The finish line at Badwater isn’t like any other finish line I’ve ever seen. Chris and his team of 6-8 are there and that’s about it unless there are a few other personal spectators there. For me, that was Jimmy, Jack, Sawna and Ta’Mara. But it felt like there were 1,000s of people. All that time out on the course in the heat without sleep must have made me delirious.
I finished the race in 31:55:07, nearly four minutes ahead of that sub-32 hour goal. That ended up being good enough for 18th place out of 97 starters and 83 finishers.
Immediately after finishing and having hugs all around, I took my finisher photos. While taking those photos I started thinking about everything I’d done and all the support I’d had while doing it – that was the third time I got choked up. I’d been thinking about that finish line and those finisher photos and that buckle for 5 years. And now they were all mine!
This one Sally got might be my favorite finishing photo of them all. It really says everything I was feeling – exhaustion, gratitude, pain, release: Thank you to everyone for all of your love and support during the months leading up to the race and during the race itself. My crew kept me updated on all of the incredibly nice messages and posts and encouragement coming from all over the world. With your help I’ve raised $6,000 for Challenged Athletes Foundation in connection with this race. Special thanks of course to Aaron, Billy, Colin and Sally for dedicating five days (really, many more) of their busy lives to helping me make this dream a reality. And to my lovely, patient, understanding, selfless wife, Elizabeth for always encouraging this madness and doing her best to keep me grounded and sane.
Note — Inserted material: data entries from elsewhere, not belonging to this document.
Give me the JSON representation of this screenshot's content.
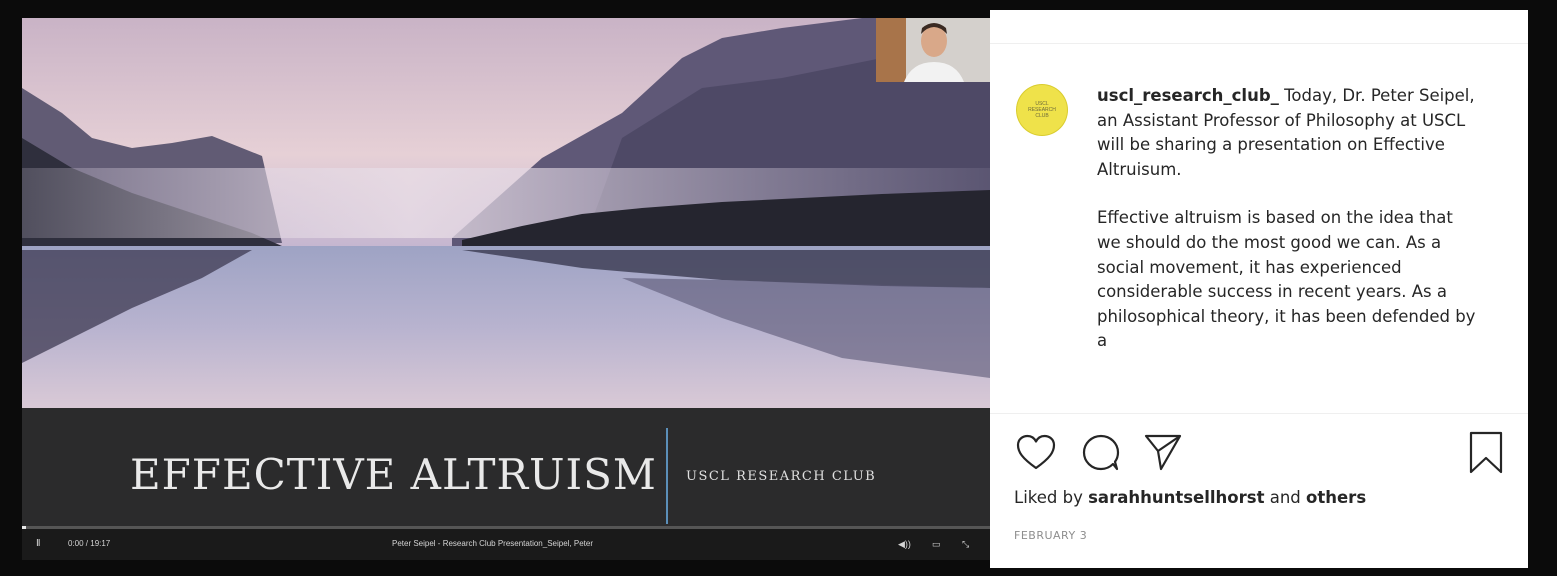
{
  "video": {
    "slide_title": "EFFECTIVE ALTRUISM",
    "slide_subtitle": "USCL RESEARCH CLUB",
    "time": "0:00 / 19:17",
    "progress": 0.0,
    "video_title": "Peter Seipel - Research Club Presentation_Seipel, Peter",
    "pause_icon": "II",
    "volume_icon": "◀))",
    "cc_icon": "▭",
    "fullscreen_icon": "⤡"
  },
  "post": {
    "avatar_text": [
      "USCL",
      "RESEARCH",
      "CLUB"
    ],
    "username": "uscl_research_club_",
    "caption_p1": "Today, Dr. Peter Seipel, an Assistant Professor of Philosophy at USCL will be sharing a presentation on Effective Altruisum.",
    "caption_p2": "Effective altruism is based on the idea that we should do the most good we can. As a social movement, it has experienced considerable success in recent years. As a philosophical theory, it has been defended by a",
    "liked_prefix": "Liked by",
    "liked_user": "sarahhuntsellhorst",
    "liked_and": "and",
    "liked_others": "others",
    "date": "FEBRUARY 3"
  },
  "colors": {
    "avatar_bg": "#efe24a",
    "divider_accent": "#5b8fb9"
  }
}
She might not have been on my four-person crew, but I would never have made it even close to the finish (or even start) line without her. Thanks to all of the other runners and support crews and volunteers out there during the race. It was a pleasure and an honor to meet you all and share those days with you. Thanks also to Chris Kostman and the rest of the Adventure Corps crew for putting on such an awesome race. There is such a passionate community surrounding this race; I love it! Finally, while I don’t have real “sponsors”, there are a few companies that have been very generous and supportive of me: Tailwind Nutrition, Vespa, Trail Toes and Rudy Project (my crew looked great in the sunglasses!) all hooked me up and helped keep me going this year. (Keep your eyes out for a “What Worked for Me” blog post about this race soon.)
p.s. My feet weren’t anything like they looked or felt after Brazil. In fact, other than the pain in my right arch, a hot spot on the ball of my left foot and a pretty swollen right lower leg, I was in good shape.
p.p.s. If you’ve made it this far, I know you’ve read a lot, but this won’t be my blog last post about this amazing race. If you have any questions I can answer in a future post, let me know!